Element data from apps and pages
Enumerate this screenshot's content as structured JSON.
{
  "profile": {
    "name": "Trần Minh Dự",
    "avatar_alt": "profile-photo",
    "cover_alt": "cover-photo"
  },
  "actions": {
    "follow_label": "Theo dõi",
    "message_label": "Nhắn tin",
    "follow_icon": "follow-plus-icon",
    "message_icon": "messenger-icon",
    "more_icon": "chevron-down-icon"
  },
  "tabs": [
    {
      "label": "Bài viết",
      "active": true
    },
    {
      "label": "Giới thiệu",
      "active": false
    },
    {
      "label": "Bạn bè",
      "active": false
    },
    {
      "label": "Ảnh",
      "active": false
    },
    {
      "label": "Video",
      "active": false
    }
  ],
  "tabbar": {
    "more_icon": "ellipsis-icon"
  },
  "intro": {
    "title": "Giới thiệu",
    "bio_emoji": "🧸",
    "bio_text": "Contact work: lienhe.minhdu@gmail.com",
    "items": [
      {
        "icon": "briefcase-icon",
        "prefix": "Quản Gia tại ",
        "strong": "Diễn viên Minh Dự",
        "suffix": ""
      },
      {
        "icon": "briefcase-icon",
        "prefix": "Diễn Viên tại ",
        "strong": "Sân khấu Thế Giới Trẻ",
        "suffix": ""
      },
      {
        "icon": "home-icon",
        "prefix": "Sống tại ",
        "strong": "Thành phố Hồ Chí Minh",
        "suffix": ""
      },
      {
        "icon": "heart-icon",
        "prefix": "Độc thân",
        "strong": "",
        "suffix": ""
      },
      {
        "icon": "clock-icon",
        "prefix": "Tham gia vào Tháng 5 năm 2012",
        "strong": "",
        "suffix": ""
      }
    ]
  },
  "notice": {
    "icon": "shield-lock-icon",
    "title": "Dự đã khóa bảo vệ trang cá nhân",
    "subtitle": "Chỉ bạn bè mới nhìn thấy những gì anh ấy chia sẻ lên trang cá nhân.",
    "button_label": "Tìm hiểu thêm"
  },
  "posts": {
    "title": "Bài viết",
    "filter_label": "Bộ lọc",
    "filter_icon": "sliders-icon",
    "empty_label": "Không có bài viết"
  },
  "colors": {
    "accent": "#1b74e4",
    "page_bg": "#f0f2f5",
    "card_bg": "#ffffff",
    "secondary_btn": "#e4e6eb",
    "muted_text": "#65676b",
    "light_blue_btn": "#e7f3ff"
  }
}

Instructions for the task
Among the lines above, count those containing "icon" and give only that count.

Reply to the exercise
11